On Friday, Liberty picked up its first NCAA Tournament win in program history, defeating 5 seed Mississippi State in the first round. To very casual fans, this was a wonderful “Cinderella” moment — although it felt more like a result that Lady Tremaine would celebrate.

They should not be celebrated like recent Cinderellas Loyola Chicago, VCU, Nevada. Not only is this because of the way Liberty University operates (they ban their students from participating in “Sexual relations outside of a biblically ordained marriage between a natural-born man and a natural-born woman”), but also because it gives the school exactly what it desires: Legitimacy.

This is not about the players and staff, whatever their beliefs may be. This issue goes beyond them. Sports are a vehicle through which Liberty University thinks it can improve its brand, unimpeded by the controversies that hang over it everywhere else. By being able to promote the school without being made to answer for the objectionable stances of its administrators, it gains a tremendous deal of legitimacy.

This legitimacy also comes from power conference schools scheduling them in “buy games,” giving them a platform as well as money. When UCLA, one of the greatest programs in the history of the sport, did this very thing earlier in the season, legendary player/broadcaster Bill Walton called them out:

He has a point. When a program of UCLA’s stature gives Liberty the opportunity to improve its image while cashing in in the process, it gives the school unjustified legitimacy. That in and of itself amounts to moral malpractice, especially since Liberty went on to win the game; they cashed the check and took all of the publicity that came with the victory.

This situation becomes even more worrisome when one considers the impact of the Flutie Effect, which maintains that athletic success for a school translates to increased applications for the university. Of course, more students means more money, which fills the coffers of men like Jerry Falwell, Jr.

In early March, only a week before Liberty punched its ticket to the NCAA Tournament, school President Jerry Falwell, Jr. appeared at CPAC, an annual gathering of conservative politicians, pundits, and polemics. There, he showed that he’s a guy who apparently inherited his father’s talent for coming up with disgusting utterances:
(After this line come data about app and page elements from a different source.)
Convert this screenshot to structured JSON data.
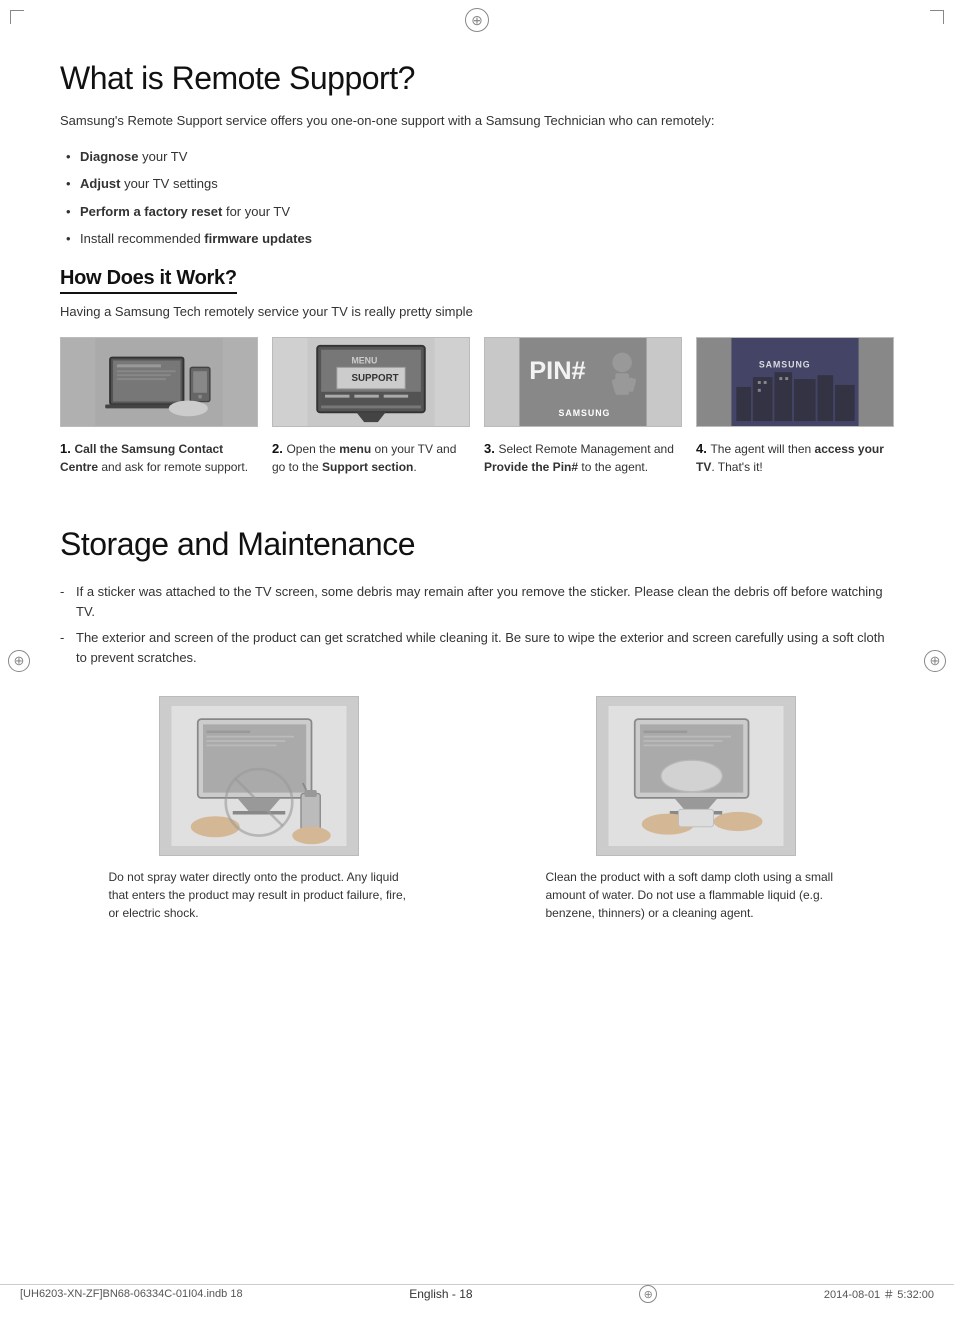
{
  "page": {
    "top_compass": "⊕",
    "left_compass": "⊕",
    "right_compass": "⊕",
    "footer_compass": "⊕"
  },
  "remote_support": {
    "title": "What is Remote Support?",
    "intro": "Samsung's Remote Support service offers you one-on-one support with a Samsung Technician who can remotely:",
    "bullets": [
      {
        "text": " your TV",
        "bold": "Diagnose"
      },
      {
        "text": " your TV settings",
        "bold": "Adjust"
      },
      {
        "text": " for your TV",
        "bold": "Perform a factory reset"
      },
      {
        "text": "Install recommended ",
        "bold": "firmware updates",
        "after": ""
      }
    ],
    "how_title": "How Does it Work?",
    "how_subtitle": "Having a Samsung Tech remotely service your TV is really pretty simple",
    "steps": [
      {
        "number": "1.",
        "desc_parts": [
          {
            "bold": "Call the Samsung Contact Centre",
            "text": " and ask for remote support."
          }
        ]
      },
      {
        "number": "2.",
        "desc_parts": [
          {
            "text": "Open the "
          },
          {
            "bold": "menu"
          },
          {
            "text": " on your TV and go to the "
          },
          {
            "bold": "Support section"
          },
          {
            "text": "."
          }
        ]
      },
      {
        "number": "3.",
        "desc_parts": [
          {
            "text": "Select Remote Management and "
          },
          {
            "bold": "Provide the Pin#"
          },
          {
            "text": " to the agent."
          }
        ]
      },
      {
        "number": "4.",
        "desc_parts": [
          {
            "text": "The agent will then "
          },
          {
            "bold": "access your TV"
          },
          {
            "text": ". That's it!"
          }
        ]
      }
    ]
  },
  "storage": {
    "title": "Storage and Maintenance",
    "bullets": [
      "If a sticker was attached to the TV screen, some debris may remain after you remove the sticker. Please clean the debris off before watching TV.",
      "The exterior and screen of the product can get scratched while cleaning it. Be sure to wipe the exterior and screen carefully using a soft cloth to prevent scratches."
    ],
    "captions": [
      "Do not spray water directly onto the product. Any liquid that enters the product may result in product failure, fire, or electric shock.",
      "Clean the product with a soft damp cloth using a small amount of water. Do not use a flammable liquid (e.g. benzene, thinners) or a cleaning agent."
    ]
  },
  "footer": {
    "left": "[UH6203-XN-ZF]BN68-06334C-01I04.indb   18",
    "center": "English - 18",
    "right": "2014-08-01   ＃ 5:32:00"
  }
}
If threatening a Member of Congress wasn’t enough, here he is a few years ago, speaking to students about their need to arm themselves:
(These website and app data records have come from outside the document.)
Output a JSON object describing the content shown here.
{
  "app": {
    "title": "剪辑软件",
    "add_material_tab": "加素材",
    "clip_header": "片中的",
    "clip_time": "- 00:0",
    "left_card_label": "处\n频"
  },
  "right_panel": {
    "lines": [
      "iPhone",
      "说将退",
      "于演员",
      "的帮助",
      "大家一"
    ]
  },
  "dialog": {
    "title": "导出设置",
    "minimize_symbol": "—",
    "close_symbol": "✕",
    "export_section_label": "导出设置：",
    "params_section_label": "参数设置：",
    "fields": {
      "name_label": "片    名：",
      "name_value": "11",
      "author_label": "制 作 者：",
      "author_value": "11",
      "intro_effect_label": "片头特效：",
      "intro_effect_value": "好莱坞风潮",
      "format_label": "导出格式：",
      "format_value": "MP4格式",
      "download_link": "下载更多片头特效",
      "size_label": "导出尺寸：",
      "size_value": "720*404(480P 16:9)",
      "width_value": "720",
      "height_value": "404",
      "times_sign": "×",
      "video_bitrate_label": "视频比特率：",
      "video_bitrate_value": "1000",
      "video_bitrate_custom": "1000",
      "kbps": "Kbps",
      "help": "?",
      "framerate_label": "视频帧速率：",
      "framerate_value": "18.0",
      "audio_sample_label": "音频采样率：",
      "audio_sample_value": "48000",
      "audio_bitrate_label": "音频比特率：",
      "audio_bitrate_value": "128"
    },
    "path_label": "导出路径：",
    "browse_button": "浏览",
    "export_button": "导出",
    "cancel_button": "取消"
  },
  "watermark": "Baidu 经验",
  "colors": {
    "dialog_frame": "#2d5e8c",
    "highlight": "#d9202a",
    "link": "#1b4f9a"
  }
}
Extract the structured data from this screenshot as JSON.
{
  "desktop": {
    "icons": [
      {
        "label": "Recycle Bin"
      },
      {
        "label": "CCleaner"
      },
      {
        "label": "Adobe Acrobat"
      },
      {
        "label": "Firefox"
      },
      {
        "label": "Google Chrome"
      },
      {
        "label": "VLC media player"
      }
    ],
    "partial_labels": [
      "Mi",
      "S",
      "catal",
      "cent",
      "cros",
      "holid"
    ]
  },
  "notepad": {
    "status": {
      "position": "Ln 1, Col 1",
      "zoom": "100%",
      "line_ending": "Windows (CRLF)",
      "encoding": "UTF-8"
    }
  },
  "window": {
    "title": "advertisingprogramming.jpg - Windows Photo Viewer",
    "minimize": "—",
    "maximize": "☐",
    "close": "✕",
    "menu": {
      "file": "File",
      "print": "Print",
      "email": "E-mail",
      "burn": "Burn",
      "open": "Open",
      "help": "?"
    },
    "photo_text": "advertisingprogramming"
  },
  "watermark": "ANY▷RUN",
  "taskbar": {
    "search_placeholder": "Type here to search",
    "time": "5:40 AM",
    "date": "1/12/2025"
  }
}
Many Liberty defenders have said things in the past few weeks about how the school’s basketball team should not be punished for the words of the school’s president. At an extremely superficial level, one could make that argument. After all, these guys are just playing basketball.

But believing that the program at large operates without an agenda is incredibly naïve, and attempting to say that Liberty Basketball deserves our unconditional support amounts to nothing more than carrying water for Falwell, Jr. and his ilk.
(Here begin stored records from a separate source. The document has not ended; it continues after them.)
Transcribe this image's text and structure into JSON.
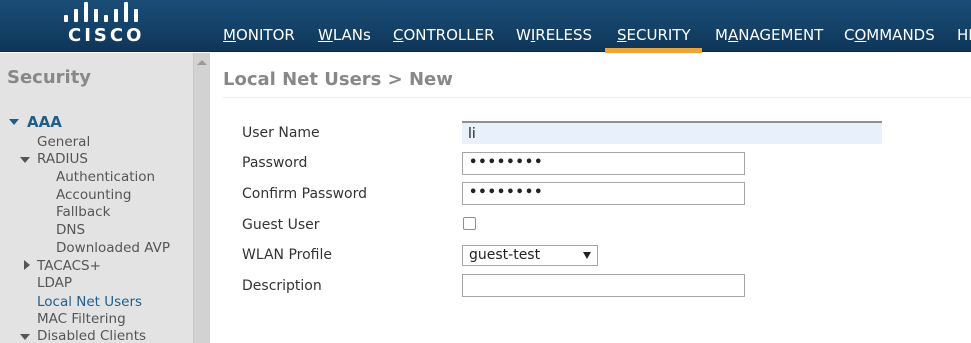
{
  "header": {
    "logo_text": "CISCO",
    "nav": [
      {
        "label": "MONITOR",
        "underline": "M",
        "rest": "ONITOR"
      },
      {
        "label": "WLANs",
        "underline": "W",
        "rest": "LANs"
      },
      {
        "label": "CONTROLLER",
        "underline": "C",
        "rest": "ONTROLLER"
      },
      {
        "label": "WIRELESS",
        "pre": "W",
        "underline": "I",
        "rest": "RELESS"
      },
      {
        "label": "SECURITY",
        "underline": "S",
        "rest": "ECURITY"
      },
      {
        "label": "MANAGEMENT",
        "pre": "M",
        "underline": "A",
        "rest": "NAGEMENT"
      },
      {
        "label": "COMMANDS",
        "pre": "C",
        "underline": "O",
        "rest": "MMANDS"
      },
      {
        "label": "HE"
      }
    ],
    "active_nav": "SECURITY",
    "accent_color": "#f0a23a"
  },
  "sidebar": {
    "title": "Security",
    "aaa": "AAA",
    "general": "General",
    "radius": "RADIUS",
    "radius_items": [
      "Authentication",
      "Accounting",
      "Fallback",
      "DNS",
      "Downloaded AVP"
    ],
    "tacacs": "TACACS+",
    "ldap": "LDAP",
    "local_net_users": "Local Net Users",
    "mac_filtering": "MAC Filtering",
    "disabled_clients": "Disabled Clients"
  },
  "main": {
    "title": "Local Net Users > New",
    "form": {
      "user_name_label": "User Name",
      "user_name_value": "li",
      "password_label": "Password",
      "password_value": "••••••••",
      "confirm_password_label": "Confirm Password",
      "confirm_password_value": "••••••••",
      "guest_user_label": "Guest User",
      "guest_user_checked": false,
      "wlan_profile_label": "WLAN Profile",
      "wlan_profile_value": "guest-test",
      "description_label": "Description",
      "description_value": ""
    }
  }
}
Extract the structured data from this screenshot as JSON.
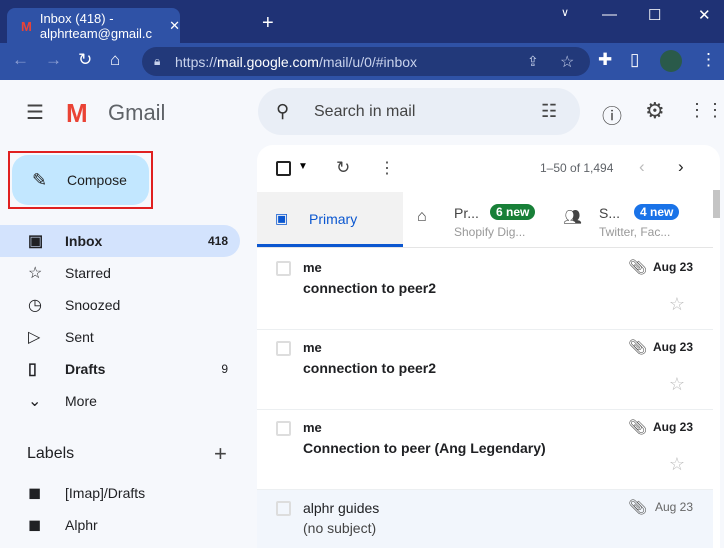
{
  "browser": {
    "tab_title": "Inbox (418) - alphrteam@gmail.c",
    "url_scheme": "https://",
    "url_host": "mail.google.com",
    "url_path": "/mail/u/0/#inbox"
  },
  "app": {
    "name": "Gmail",
    "search_placeholder": "Search in mail"
  },
  "compose_label": "Compose",
  "nav": [
    {
      "label": "Inbox",
      "count": "418",
      "icon": "inbox-icon"
    },
    {
      "label": "Starred",
      "icon": "star-icon"
    },
    {
      "label": "Snoozed",
      "icon": "clock-icon"
    },
    {
      "label": "Sent",
      "icon": "send-icon"
    },
    {
      "label": "Drafts",
      "count": "9",
      "icon": "draft-icon"
    },
    {
      "label": "More",
      "icon": "chevron-down-icon"
    }
  ],
  "labels": {
    "title": "Labels",
    "items": [
      "[Imap]/Drafts",
      "Alphr"
    ]
  },
  "toolbar": {
    "pagination": "1–50 of 1,494"
  },
  "tabs": [
    {
      "label": "Primary"
    },
    {
      "label": "Pr...",
      "badge": "6 new",
      "sub": "Shopify Dig...",
      "color": "#188038"
    },
    {
      "label": "S...",
      "badge": "4 new",
      "sub": "Twitter, Fac...",
      "color": "#1a73e8"
    }
  ],
  "emails": [
    {
      "from": "me",
      "subject": "connection to peer2",
      "date": "Aug 23"
    },
    {
      "from": "me",
      "subject": "connection to peer2",
      "date": "Aug 23"
    },
    {
      "from": "me",
      "subject": "Connection to peer (Ang Legendary)",
      "date": "Aug 23"
    },
    {
      "from": "alphr guides",
      "subject": "(no subject)",
      "date": "Aug 23"
    }
  ]
}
Given everything this school stands for, it’s irresponsible and insulting when national media types write fluff pieces about the team without shining a light on how this is all part of a grand plan to make Liberty University bigger, richer, and more influential than it ever has been. Any journalist who writes a piece about this Liberty team that doesn’t also address the school the team is a part of should be ashamed of the role they’re playing in allowing such an insidious agenda to be carried out.

As a gay person, seeing national media types kowtow to Liberty while refusing to acknowledge the ghastly aspects of the school is almost as insulting as hearing the words of men like Jerry Falwell — men who say there’s something inherently wrong with the way I am. While their words matter, the silence of those who are in a position to speak out against them (yet choose not to) is perhaps more destructive and disdainful. It amounts to nothing more than complicity in the school’s message and an endorsement of their goals.

I simply have one final plea: call them out. Hold their feet to the flames. Choosing not to do so sends a message to every gay fan of the sport, telling them that they don’t actually matter and that it’s okay to tune out the words of school officials because it’s important to just ‘focus on the sport.’